No joke: media training lessons from the Stephen Fry affair

Erudite wit and well-known Twitter fan Stephen Fry has been out of sorts over the past week, put out at the widespread derision over his reported remarks to the effect that ‘women don’t enjoy sex’. Mr Fry, who as a gay male makes no claim to have any intimate knowledge of the subject, first denied… Read more »


Danger: emotive language alert

Emotive language is nearly always what gets you noticed in an interview – so handle with care. Words like ‘disaster’, ‘scandal’, ‘terror’ and so on look dramatic in headlines, and are nearly always picked out by reporters in preference to blander fare. Mayor of London Boris Johnson – no slouch at the ‘quotable quote’ –… Read more »

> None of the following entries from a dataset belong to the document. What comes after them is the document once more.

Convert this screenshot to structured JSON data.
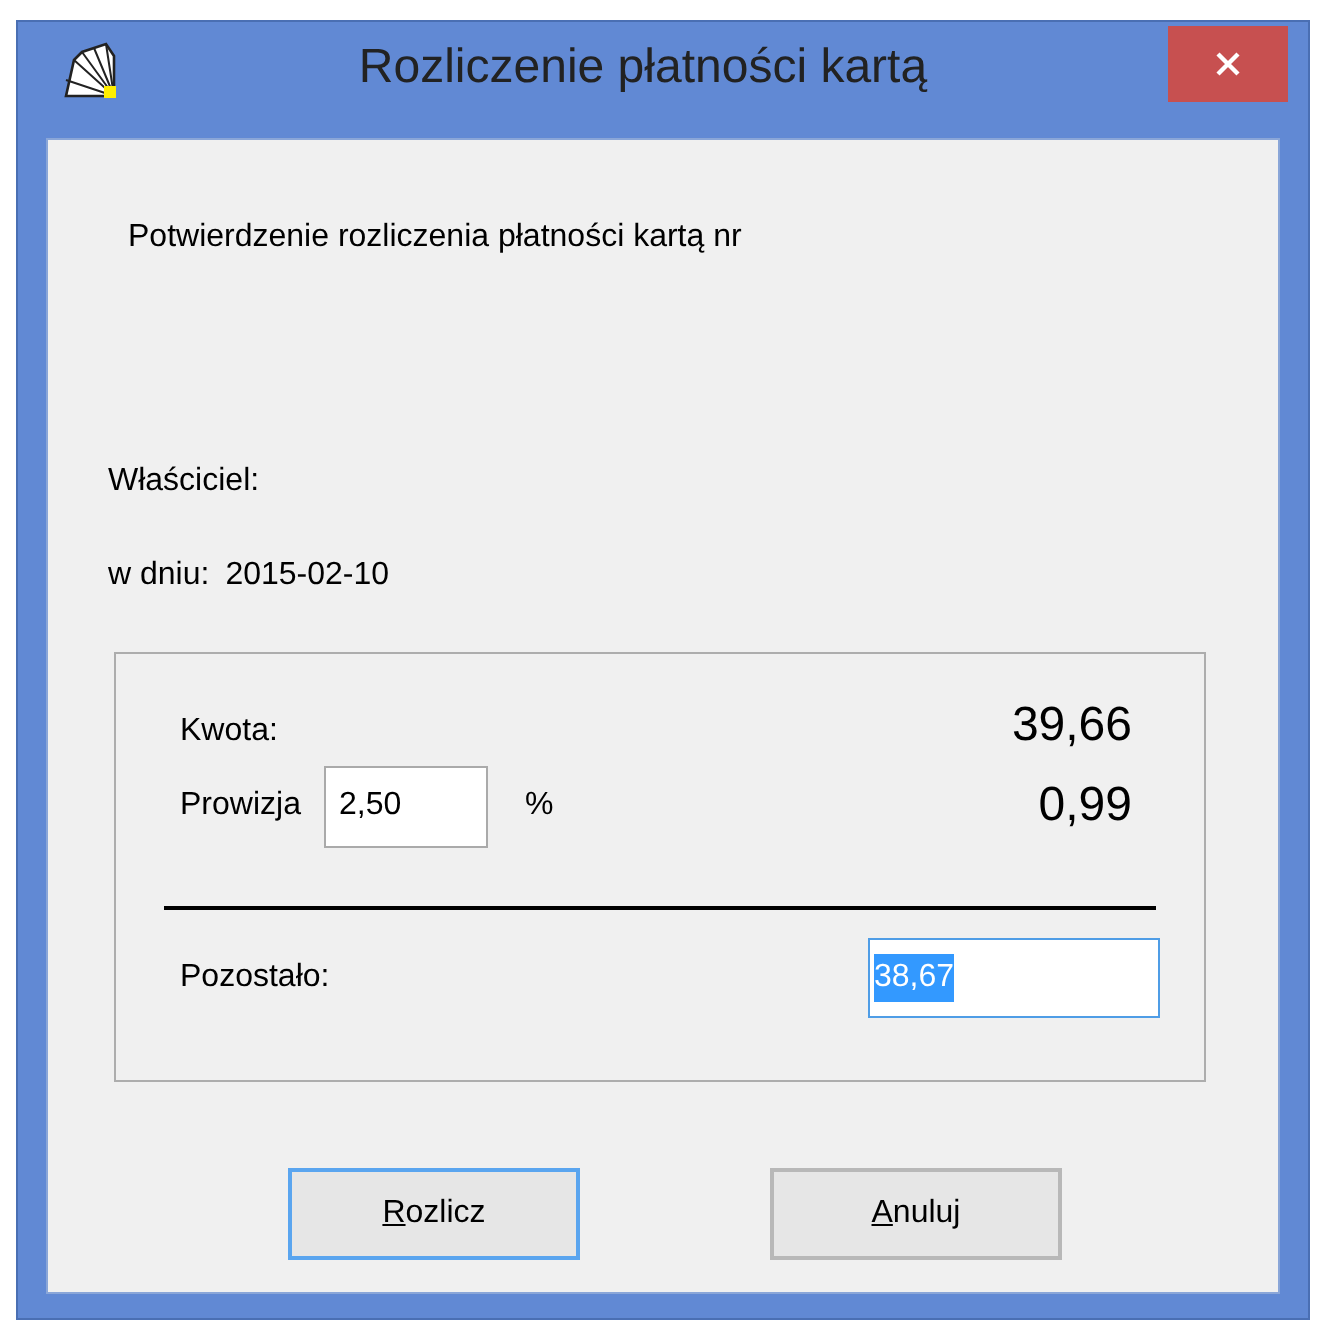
{
  "window": {
    "title": "Rozliczenie płatności kartą"
  },
  "confirmation": "Potwierdzenie rozliczenia płatności kartą nr",
  "owner_label": "Właściciel:",
  "date_label": "w dniu:",
  "date": "2015-02-10",
  "amount": {
    "label": "Kwota:",
    "value": "39,66"
  },
  "commission": {
    "label": "Prowizja",
    "rate": "2,50",
    "unit": "%",
    "value": "0,99"
  },
  "remaining": {
    "label": "Pozostało:",
    "value": "38,67",
    "text_selected": true
  },
  "buttons": [
    {
      "label": "Rozlicz",
      "focused": true,
      "mnemonic_underlined": true
    },
    {
      "label": "Anuluj",
      "focused": false,
      "mnemonic_underlined": true
    }
  ]
}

In journalists we trust?

Who should you trust more – politicians or journalists? Both have been getting a bad press lately, but at last night’s Stone Club debate on the matter, it was journalists who came out worst. The Guardian’s Michael White and others made the point that ‘politicians have journalists to keep them honest – journalists have no-one… Read more »


Does the truth lie? Tittle-tattle vs authoritative reporting

The rising influence of political bloggers and citizen journalists continues to put pressure on the practices of the more serious end of the established media. Aspects of this clash of ideology came to the fore at a thought-provoking Editorial Intelligence debate for the launch of Julia Hobsbawm’s collection of essays, ‘Where the truth lies’. Sometimes… Read more »